(SOURCE MATERIAL Opens)
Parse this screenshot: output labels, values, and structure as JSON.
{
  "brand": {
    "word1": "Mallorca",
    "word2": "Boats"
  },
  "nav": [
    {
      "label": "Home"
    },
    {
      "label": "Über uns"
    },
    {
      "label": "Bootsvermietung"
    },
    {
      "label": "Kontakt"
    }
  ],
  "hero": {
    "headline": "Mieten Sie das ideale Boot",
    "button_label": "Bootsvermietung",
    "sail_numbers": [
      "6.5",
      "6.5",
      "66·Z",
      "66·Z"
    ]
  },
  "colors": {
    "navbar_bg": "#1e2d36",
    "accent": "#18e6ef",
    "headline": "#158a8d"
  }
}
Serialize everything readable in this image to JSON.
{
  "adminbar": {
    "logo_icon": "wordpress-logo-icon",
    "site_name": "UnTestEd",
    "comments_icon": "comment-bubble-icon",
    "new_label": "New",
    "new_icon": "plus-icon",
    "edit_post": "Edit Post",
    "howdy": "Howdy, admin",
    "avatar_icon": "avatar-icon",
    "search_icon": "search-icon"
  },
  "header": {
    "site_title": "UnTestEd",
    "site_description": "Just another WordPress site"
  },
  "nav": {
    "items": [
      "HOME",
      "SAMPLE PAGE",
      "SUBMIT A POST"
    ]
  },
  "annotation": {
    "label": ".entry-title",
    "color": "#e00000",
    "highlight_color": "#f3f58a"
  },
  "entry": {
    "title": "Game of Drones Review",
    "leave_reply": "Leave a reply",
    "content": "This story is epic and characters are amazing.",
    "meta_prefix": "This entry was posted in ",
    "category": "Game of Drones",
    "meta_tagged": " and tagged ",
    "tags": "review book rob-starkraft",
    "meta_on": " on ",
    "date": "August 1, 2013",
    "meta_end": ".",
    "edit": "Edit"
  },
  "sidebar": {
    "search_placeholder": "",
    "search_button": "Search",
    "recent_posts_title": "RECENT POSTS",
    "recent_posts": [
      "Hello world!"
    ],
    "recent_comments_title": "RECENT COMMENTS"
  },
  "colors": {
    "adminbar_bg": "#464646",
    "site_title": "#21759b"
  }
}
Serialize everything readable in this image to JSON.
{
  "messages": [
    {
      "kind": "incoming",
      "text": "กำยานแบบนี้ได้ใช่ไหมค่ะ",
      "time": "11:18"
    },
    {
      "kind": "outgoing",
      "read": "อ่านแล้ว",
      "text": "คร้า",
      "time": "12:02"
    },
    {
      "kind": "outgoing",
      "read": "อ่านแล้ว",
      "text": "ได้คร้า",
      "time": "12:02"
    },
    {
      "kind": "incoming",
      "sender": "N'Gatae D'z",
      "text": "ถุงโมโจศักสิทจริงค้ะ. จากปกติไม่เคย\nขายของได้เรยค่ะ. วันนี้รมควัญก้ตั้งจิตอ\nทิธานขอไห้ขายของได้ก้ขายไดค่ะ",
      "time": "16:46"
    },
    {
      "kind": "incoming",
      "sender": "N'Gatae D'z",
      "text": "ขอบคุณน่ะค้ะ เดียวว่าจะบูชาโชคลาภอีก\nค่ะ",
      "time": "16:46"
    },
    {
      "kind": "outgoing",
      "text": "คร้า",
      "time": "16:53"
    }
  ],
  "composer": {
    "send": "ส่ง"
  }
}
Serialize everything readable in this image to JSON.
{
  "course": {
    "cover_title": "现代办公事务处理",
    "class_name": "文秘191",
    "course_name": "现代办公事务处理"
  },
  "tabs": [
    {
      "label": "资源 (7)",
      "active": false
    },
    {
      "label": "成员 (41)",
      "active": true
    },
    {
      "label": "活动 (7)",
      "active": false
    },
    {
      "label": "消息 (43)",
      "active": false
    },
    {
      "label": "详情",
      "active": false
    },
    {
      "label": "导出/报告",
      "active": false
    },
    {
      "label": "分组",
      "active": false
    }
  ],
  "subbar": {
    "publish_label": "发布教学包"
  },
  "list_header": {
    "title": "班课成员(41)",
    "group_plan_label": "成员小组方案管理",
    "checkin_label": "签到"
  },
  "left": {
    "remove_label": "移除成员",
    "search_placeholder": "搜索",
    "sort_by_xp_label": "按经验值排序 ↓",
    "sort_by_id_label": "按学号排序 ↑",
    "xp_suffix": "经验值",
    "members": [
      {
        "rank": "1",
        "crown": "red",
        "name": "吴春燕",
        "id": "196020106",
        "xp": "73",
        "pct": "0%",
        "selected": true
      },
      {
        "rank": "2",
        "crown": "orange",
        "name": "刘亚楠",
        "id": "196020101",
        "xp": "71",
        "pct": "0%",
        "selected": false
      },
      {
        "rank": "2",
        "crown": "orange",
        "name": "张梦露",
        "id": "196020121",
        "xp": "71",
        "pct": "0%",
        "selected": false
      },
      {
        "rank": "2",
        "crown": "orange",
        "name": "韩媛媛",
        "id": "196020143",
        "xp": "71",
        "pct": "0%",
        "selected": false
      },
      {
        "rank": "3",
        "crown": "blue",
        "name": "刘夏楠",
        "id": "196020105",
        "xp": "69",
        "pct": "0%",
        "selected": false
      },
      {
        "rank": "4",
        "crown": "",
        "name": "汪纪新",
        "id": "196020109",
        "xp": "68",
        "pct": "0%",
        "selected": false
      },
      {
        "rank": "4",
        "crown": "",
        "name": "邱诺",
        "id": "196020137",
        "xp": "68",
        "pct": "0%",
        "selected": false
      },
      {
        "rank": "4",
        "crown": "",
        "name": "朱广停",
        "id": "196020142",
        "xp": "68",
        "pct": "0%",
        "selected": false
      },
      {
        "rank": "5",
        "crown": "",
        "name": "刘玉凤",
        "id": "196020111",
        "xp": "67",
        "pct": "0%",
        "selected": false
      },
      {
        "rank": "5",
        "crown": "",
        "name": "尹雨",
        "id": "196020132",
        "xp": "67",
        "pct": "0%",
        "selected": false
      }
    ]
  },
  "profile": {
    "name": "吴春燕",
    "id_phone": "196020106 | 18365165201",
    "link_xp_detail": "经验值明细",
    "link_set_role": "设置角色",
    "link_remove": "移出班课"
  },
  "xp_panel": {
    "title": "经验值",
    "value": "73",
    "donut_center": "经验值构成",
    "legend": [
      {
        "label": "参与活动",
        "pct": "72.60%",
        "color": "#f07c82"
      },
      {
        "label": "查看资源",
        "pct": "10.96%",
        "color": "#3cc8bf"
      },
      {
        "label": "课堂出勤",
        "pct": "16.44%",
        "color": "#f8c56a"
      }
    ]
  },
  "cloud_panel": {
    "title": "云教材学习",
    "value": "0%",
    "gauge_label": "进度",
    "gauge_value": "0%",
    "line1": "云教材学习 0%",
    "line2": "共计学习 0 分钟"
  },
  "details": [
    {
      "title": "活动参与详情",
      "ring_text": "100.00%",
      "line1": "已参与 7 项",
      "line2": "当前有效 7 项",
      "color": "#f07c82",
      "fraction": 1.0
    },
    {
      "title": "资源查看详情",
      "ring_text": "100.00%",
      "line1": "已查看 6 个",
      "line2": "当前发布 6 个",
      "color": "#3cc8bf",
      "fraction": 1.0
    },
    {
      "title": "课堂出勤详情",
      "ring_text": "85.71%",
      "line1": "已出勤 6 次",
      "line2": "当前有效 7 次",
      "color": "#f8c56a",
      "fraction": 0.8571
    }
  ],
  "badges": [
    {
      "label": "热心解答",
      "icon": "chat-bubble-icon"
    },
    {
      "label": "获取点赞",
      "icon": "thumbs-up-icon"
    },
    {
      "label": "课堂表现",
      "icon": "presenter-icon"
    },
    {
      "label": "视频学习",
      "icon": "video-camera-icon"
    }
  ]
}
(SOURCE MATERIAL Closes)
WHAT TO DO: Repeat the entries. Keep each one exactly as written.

RESPONSE AREA:
Parse this screenshot: output labels, values, and structure as JSON.
{
  "brand": {
    "word1": "Mallorca",
    "word2": "Boats"
  },
  "nav": [
    {
      "label": "Home"
    },
    {
      "label": "Über uns"
    },
    {
      "label": "Bootsvermietung"
    },
    {
      "label": "Kontakt"
    }
  ],
  "hero": {
    "headline": "Mieten Sie das ideale Boot",
    "button_label": "Bootsvermietung",
    "sail_numbers": [
      "6.5",
      "6.5",
      "66·Z",
      "66·Z"
    ]
  },
  "colors": {
    "navbar_bg": "#1e2d36",
    "accent": "#18e6ef",
    "headline": "#158a8d"
  }
}
Serialize everything readable in this image to JSON.
{
  "adminbar": {
    "logo_icon": "wordpress-logo-icon",
    "site_name": "UnTestEd",
    "comments_icon": "comment-bubble-icon",
    "new_label": "New",
    "new_icon": "plus-icon",
    "edit_post": "Edit Post",
    "howdy": "Howdy, admin",
    "avatar_icon": "avatar-icon",
    "search_icon": "search-icon"
  },
  "header": {
    "site_title": "UnTestEd",
    "site_description": "Just another WordPress site"
  },
  "nav": {
    "items": [
      "HOME",
      "SAMPLE PAGE",
      "SUBMIT A POST"
    ]
  },
  "annotation": {
    "label": ".entry-title",
    "color": "#e00000",
    "highlight_color": "#f3f58a"
  },
  "entry": {
    "title": "Game of Drones Review",
    "leave_reply": "Leave a reply",
    "content": "This story is epic and characters are amazing.",
    "meta_prefix": "This entry was posted in ",
    "category": "Game of Drones",
    "meta_tagged": " and tagged ",
    "tags": "review book rob-starkraft",
    "meta_on": " on ",
    "date": "August 1, 2013",
    "meta_end": ".",
    "edit": "Edit"
  },
  "sidebar": {
    "search_placeholder": "",
    "search_button": "Search",
    "recent_posts_title": "RECENT POSTS",
    "recent_posts": [
      "Hello world!"
    ],
    "recent_comments_title": "RECENT COMMENTS"
  },
  "colors": {
    "adminbar_bg": "#464646",
    "site_title": "#21759b"
  }
}
Serialize everything readable in this image to JSON.
{
  "messages": [
    {
      "kind": "incoming",
      "text": "กำยานแบบนี้ได้ใช่ไหมค่ะ",
      "time": "11:18"
    },
    {
      "kind": "outgoing",
      "read": "อ่านแล้ว",
      "text": "คร้า",
      "time": "12:02"
    },
    {
      "kind": "outgoing",
      "read": "อ่านแล้ว",
      "text": "ได้คร้า",
      "time": "12:02"
    },
    {
      "kind": "incoming",
      "sender": "N'Gatae D'z",
      "text": "ถุงโมโจศักสิทจริงค้ะ. จากปกติไม่เคย\nขายของได้เรยค่ะ. วันนี้รมควัญก้ตั้งจิตอ\nทิธานขอไห้ขายของได้ก้ขายไดค่ะ",
      "time": "16:46"
    },
    {
      "kind": "incoming",
      "sender": "N'Gatae D'z",
      "text": "ขอบคุณน่ะค้ะ เดียวว่าจะบูชาโชคลาภอีก\nค่ะ",
      "time": "16:46"
    },
    {
      "kind": "outgoing",
      "text": "คร้า",
      "time": "16:53"
    }
  ],
  "composer": {
    "send": "ส่ง"
  }
}
Serialize everything readable in this image to JSON.
{
  "course": {
    "cover_title": "现代办公事务处理",
    "class_name": "文秘191",
    "course_name": "现代办公事务处理"
  },
  "tabs": [
    {
      "label": "资源 (7)",
      "active": false
    },
    {
      "label": "成员 (41)",
      "active": true
    },
    {
      "label": "活动 (7)",
      "active": false
    },
    {
      "label": "消息 (43)",
      "active": false
    },
    {
      "label": "详情",
      "active": false
    },
    {
      "label": "导出/报告",
      "active": false
    },
    {
      "label": "分组",
      "active": false
    }
  ],
  "subbar": {
    "publish_label": "发布教学包"
  },
  "list_header": {
    "title": "班课成员(41)",
    "group_plan_label": "成员小组方案管理",
    "checkin_label": "签到"
  },
  "left": {
    "remove_label": "移除成员",
    "search_placeholder": "搜索",
    "sort_by_xp_label": "按经验值排序 ↓",
    "sort_by_id_label": "按学号排序 ↑",
    "xp_suffix": "经验值",
    "members": [
      {
        "rank": "1",
        "crown": "red",
        "name": "吴春燕",
        "id": "196020106",
        "xp": "73",
        "pct": "0%",
        "selected": true
      },
      {
        "rank": "2",
        "crown": "orange",
        "name": "刘亚楠",
        "id": "196020101",
        "xp": "71",
        "pct": "0%",
        "selected": false
      },
      {
        "rank": "2",
        "crown": "orange",
        "name": "张梦露",
        "id": "196020121",
        "xp": "71",
        "pct": "0%",
        "selected": false
      },
      {
        "rank": "2",
        "crown": "orange",
        "name": "韩媛媛",
        "id": "196020143",
        "xp": "71",
        "pct": "0%",
        "selected": false
      },
      {
        "rank": "3",
        "crown": "blue",
        "name": "刘夏楠",
        "id": "196020105",
        "xp": "69",
        "pct": "0%",
        "selected": false
      },
      {
        "rank": "4",
        "crown": "",
        "name": "汪纪新",
        "id": "196020109",
        "xp": "68",
        "pct": "0%",
        "selected": false
      },
      {
        "rank": "4",
        "crown": "",
        "name": "邱诺",
        "id": "196020137",
        "xp": "68",
        "pct": "0%",
        "selected": false
      },
      {
        "rank": "4",
        "crown": "",
        "name": "朱广停",
        "id": "196020142",
        "xp": "68",
        "pct": "0%",
        "selected": false
      },
      {
        "rank": "5",
        "crown": "",
        "name": "刘玉凤",
        "id": "196020111",
        "xp": "67",
        "pct": "0%",
        "selected": false
      },
      {
        "rank": "5",
        "crown": "",
        "name": "尹雨",
        "id": "196020132",
        "xp": "67",
        "pct": "0%",
        "selected": false
      }
    ]
  },
  "profile": {
    "name": "吴春燕",
    "id_phone": "196020106 | 18365165201",
    "link_xp_detail": "经验值明细",
    "link_set_role": "设置角色",
    "link_remove": "移出班课"
  },
  "xp_panel": {
    "title": "经验值",
    "value": "73",
    "donut_center": "经验值构成",
    "legend": [
      {
        "label": "参与活动",
        "pct": "72.60%",
        "color": "#f07c82"
      },
      {
        "label": "查看资源",
        "pct": "10.96%",
        "color": "#3cc8bf"
      },
      {
        "label": "课堂出勤",
        "pct": "16.44%",
        "color": "#f8c56a"
      }
    ]
  },
  "cloud_panel": {
    "title": "云教材学习",
    "value": "0%",
    "gauge_label": "进度",
    "gauge_value": "0%",
    "line1": "云教材学习 0%",
    "line2": "共计学习 0 分钟"
  },
  "details": [
    {
      "title": "活动参与详情",
      "ring_text": "100.00%",
      "line1": "已参与 7 项",
      "line2": "当前有效 7 项",
      "color": "#f07c82",
      "fraction": 1.0
    },
    {
      "title": "资源查看详情",
      "ring_text": "100.00%",
      "line1": "已查看 6 个",
      "line2": "当前发布 6 个",
      "color": "#3cc8bf",
      "fraction": 1.0
    },
    {
      "title": "课堂出勤详情",
      "ring_text": "85.71%",
      "line1": "已出勤 6 次",
      "line2": "当前有效 7 次",
      "color": "#f8c56a",
      "fraction": 0.8571
    }
  ],
  "badges": [
    {
      "label": "热心解答",
      "icon": "chat-bubble-icon"
    },
    {
      "label": "获取点赞",
      "icon": "thumbs-up-icon"
    },
    {
      "label": "课堂表现",
      "icon": "presenter-icon"
    },
    {
      "label": "视频学习",
      "icon": "video-camera-icon"
    }
  ]
}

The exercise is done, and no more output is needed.